Archaeologist Robert Riordan, Ph.D., will share his experiences directing archaeological excavations at the remains of a ceremonial complex in the North Fort of the Fort Ancient Earthwork in Warren County on Friday, April 14, 11 a.m.-12:30 p.m., in the Bill Shepard Board Room of the WSU Foundation Building at 3070 Presidential Drive.
Discovered during a 2005 remote-sensing survey, what is now known as the Moorehead Circle was a circular enclosure built by people of the Hopewell culture which measured about 60 meters in diameter, formed of timber posts erected around its perimeter. The investigation, conducted with Wright State (and other) students enrolled in WSU’s Field School in Archaeology, has revealed an internal ceremonial space containing a group of features which are unlike those found at any other Hopewell site.

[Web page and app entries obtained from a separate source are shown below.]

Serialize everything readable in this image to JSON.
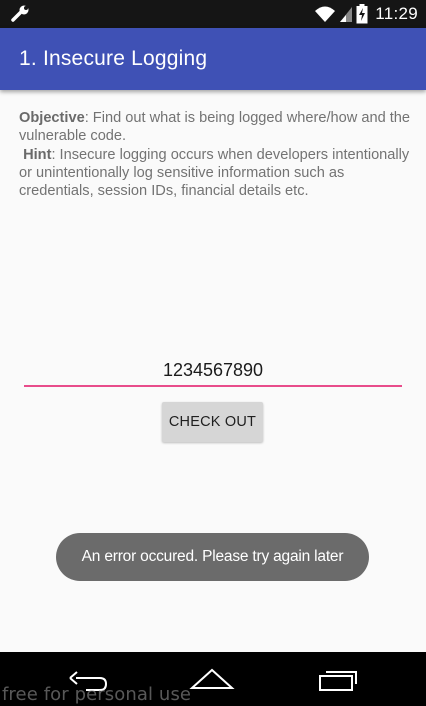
{
  "status_bar": {
    "time": "11:29",
    "icons": [
      "wrench-icon",
      "wifi-icon",
      "signal-icon",
      "battery-charging-icon"
    ]
  },
  "app_bar": {
    "title": "1. Insecure Logging",
    "color": "#3f51b5"
  },
  "content": {
    "objective_label": "Objective",
    "objective_text": ": Find out what is being logged where/how and the vulnerable code.",
    "hint_label": "Hint",
    "hint_text": ": Insecure logging occurs when developers intentionally or unintentionally log sensitive information such as credentials, session IDs, financial details etc."
  },
  "form": {
    "input_value": "1234567890",
    "checkout_label": "CHECK OUT",
    "accent_color": "#e84c8b"
  },
  "toast": {
    "message": "An error occured. Please try again later"
  },
  "nav_bar": {
    "icons": [
      "back-icon",
      "home-icon",
      "recents-icon"
    ]
  },
  "watermark": "free for personal use"
}
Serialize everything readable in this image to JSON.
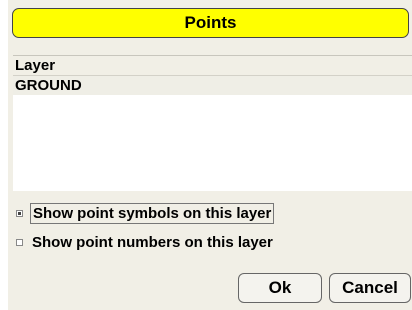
{
  "dialog": {
    "title": "Points",
    "list": {
      "header": "Layer",
      "rows": [
        "GROUND"
      ]
    },
    "options": [
      {
        "label": "Show point symbols on this layer",
        "checked": true
      },
      {
        "label": "Show point numbers on this layer",
        "checked": false
      }
    ],
    "buttons": {
      "ok": "Ok",
      "cancel": "Cancel"
    }
  },
  "colors": {
    "title_bar": "#ffff00",
    "dialog_bg": "#f1efe6"
  }
}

Dr. Riordan will share his interpretations of how the archaeological finds indicate that this complex was built and used across a timespan of more than a century.
Educated at Colgate University and SIU-Carbondale, Professor Riordan was an archaeologist at WSU from 1976-2014. He served 21 years as chair of the Department of Sociology and Anthropology, and was designated a University Professor from 2000-2005. He conducted summer Field Schools in Archaeology from 1977-2014, with excavations largely focused on Native American sites of the Hopewell culture (c. AD 1-400).
The WSU Foundation Building at 3070 Presidential Drive is behind Wendy’s across from campus. Free parking is located next to the building. The event is free and open to the public, but you must register by Wednesday, April 12, by emailing your full name and the name(s) of any guests you plan to bring to firstname.lastname@example.org. Please put “Fort Ancient” in the email subject line.